▶ **What you will do**: Check every line of the entries for the string "this" and return the ones that contain it.

▶ **Data records**:
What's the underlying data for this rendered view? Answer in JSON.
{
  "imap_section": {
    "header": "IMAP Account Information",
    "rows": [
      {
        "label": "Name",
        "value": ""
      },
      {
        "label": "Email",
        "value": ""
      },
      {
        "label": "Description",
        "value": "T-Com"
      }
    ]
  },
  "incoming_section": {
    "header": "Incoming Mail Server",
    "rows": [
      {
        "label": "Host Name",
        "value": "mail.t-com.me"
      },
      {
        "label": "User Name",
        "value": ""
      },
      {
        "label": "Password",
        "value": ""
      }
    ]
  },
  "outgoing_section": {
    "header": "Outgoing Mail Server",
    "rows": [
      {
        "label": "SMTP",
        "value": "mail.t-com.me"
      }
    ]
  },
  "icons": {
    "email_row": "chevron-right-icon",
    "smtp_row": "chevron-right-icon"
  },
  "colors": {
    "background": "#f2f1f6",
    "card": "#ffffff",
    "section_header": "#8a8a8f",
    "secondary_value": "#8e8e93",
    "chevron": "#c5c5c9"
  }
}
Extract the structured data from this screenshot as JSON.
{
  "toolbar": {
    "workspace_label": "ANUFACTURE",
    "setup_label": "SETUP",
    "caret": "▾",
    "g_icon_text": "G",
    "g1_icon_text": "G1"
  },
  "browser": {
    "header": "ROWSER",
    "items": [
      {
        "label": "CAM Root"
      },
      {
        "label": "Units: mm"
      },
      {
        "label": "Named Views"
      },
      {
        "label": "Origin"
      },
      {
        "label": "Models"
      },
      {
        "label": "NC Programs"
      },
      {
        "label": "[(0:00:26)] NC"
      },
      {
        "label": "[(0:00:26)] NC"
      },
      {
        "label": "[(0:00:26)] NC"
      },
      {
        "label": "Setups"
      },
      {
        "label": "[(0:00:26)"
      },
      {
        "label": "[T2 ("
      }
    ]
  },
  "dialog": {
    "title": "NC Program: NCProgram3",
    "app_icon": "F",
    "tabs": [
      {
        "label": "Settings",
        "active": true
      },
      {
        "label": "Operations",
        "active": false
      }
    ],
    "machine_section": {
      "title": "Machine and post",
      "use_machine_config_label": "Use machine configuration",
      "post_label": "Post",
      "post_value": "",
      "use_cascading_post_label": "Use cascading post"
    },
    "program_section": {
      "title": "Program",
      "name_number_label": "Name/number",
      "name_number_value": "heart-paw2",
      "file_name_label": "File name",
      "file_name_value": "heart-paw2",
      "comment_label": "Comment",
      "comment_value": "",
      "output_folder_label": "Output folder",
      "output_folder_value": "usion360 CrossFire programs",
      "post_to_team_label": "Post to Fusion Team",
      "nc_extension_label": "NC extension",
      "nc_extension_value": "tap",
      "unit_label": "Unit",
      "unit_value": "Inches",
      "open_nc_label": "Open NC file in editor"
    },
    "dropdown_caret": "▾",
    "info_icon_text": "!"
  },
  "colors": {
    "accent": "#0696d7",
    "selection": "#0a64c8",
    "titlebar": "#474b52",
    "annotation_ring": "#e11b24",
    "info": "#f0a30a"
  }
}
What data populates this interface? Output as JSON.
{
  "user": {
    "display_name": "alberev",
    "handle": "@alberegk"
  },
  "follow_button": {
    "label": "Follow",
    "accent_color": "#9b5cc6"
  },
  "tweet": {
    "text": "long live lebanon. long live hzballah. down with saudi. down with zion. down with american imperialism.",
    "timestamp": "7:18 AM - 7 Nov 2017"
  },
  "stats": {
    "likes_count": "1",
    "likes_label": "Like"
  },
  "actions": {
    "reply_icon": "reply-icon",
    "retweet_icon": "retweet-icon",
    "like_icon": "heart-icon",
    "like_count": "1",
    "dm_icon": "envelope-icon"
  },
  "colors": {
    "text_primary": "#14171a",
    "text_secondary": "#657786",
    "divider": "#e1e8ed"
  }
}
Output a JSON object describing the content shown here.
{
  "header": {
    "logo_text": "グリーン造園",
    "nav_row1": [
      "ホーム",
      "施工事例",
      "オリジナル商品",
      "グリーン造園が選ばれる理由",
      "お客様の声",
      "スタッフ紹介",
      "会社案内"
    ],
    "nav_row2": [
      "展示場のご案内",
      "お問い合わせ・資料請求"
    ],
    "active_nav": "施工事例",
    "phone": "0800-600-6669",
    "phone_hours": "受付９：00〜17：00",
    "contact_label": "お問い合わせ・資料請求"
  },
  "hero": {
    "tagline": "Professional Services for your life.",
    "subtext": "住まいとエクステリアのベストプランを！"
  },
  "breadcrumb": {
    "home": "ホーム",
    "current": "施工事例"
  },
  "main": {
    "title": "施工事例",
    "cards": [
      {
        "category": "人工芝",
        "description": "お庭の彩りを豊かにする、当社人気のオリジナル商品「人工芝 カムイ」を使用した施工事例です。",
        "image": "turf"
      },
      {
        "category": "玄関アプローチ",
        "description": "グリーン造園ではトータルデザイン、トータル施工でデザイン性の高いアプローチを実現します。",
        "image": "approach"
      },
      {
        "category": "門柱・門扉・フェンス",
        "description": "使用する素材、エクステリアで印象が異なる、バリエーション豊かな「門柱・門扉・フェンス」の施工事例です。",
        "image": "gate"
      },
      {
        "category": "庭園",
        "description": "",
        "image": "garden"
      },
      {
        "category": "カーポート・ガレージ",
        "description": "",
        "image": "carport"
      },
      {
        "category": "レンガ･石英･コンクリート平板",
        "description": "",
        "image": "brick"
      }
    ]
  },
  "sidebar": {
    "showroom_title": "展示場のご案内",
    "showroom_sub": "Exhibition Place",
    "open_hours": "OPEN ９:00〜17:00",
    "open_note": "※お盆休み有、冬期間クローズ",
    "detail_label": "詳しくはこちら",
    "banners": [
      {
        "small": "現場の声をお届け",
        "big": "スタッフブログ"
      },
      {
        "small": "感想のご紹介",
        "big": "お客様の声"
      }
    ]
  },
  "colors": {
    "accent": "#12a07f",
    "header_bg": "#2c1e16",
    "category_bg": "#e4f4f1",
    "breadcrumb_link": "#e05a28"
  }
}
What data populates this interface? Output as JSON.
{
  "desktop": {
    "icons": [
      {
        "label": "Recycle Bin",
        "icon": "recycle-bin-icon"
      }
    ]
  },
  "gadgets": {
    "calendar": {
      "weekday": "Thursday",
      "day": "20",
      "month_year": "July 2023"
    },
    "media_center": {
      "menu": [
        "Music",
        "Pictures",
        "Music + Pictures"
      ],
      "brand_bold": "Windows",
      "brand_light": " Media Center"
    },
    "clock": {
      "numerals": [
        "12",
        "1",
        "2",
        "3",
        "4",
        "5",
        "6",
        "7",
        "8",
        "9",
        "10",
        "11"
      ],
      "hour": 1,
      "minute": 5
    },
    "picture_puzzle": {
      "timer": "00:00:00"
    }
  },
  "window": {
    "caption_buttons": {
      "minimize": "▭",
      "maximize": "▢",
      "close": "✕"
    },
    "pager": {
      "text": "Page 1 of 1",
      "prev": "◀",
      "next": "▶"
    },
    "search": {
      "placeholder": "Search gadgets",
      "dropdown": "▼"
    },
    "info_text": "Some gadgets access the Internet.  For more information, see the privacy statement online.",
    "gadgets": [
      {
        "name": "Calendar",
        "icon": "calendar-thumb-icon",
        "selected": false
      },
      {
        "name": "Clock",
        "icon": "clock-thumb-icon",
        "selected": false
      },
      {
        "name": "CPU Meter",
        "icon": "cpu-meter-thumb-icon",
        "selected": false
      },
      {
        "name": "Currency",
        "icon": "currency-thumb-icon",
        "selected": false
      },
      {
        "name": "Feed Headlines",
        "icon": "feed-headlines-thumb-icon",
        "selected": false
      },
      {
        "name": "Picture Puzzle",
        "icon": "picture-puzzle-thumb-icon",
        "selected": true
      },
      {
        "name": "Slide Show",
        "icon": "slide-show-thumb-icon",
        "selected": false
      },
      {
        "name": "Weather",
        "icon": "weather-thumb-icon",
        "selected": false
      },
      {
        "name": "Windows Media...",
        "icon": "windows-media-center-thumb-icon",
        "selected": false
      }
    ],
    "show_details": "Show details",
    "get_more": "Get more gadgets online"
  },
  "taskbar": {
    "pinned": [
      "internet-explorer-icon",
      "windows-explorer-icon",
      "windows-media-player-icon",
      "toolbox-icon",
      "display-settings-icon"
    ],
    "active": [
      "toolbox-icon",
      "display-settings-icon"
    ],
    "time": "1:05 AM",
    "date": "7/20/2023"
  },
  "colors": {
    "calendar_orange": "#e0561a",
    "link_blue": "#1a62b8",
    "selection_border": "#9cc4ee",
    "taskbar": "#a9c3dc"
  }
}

▶ **Written solution**:
What's the underlying data for this rendered view? Answer in JSON.
Extract the structured data from this screenshot as JSON.
What data populates this interface? Output as JSON.
What data populates this interface? Output as JSON.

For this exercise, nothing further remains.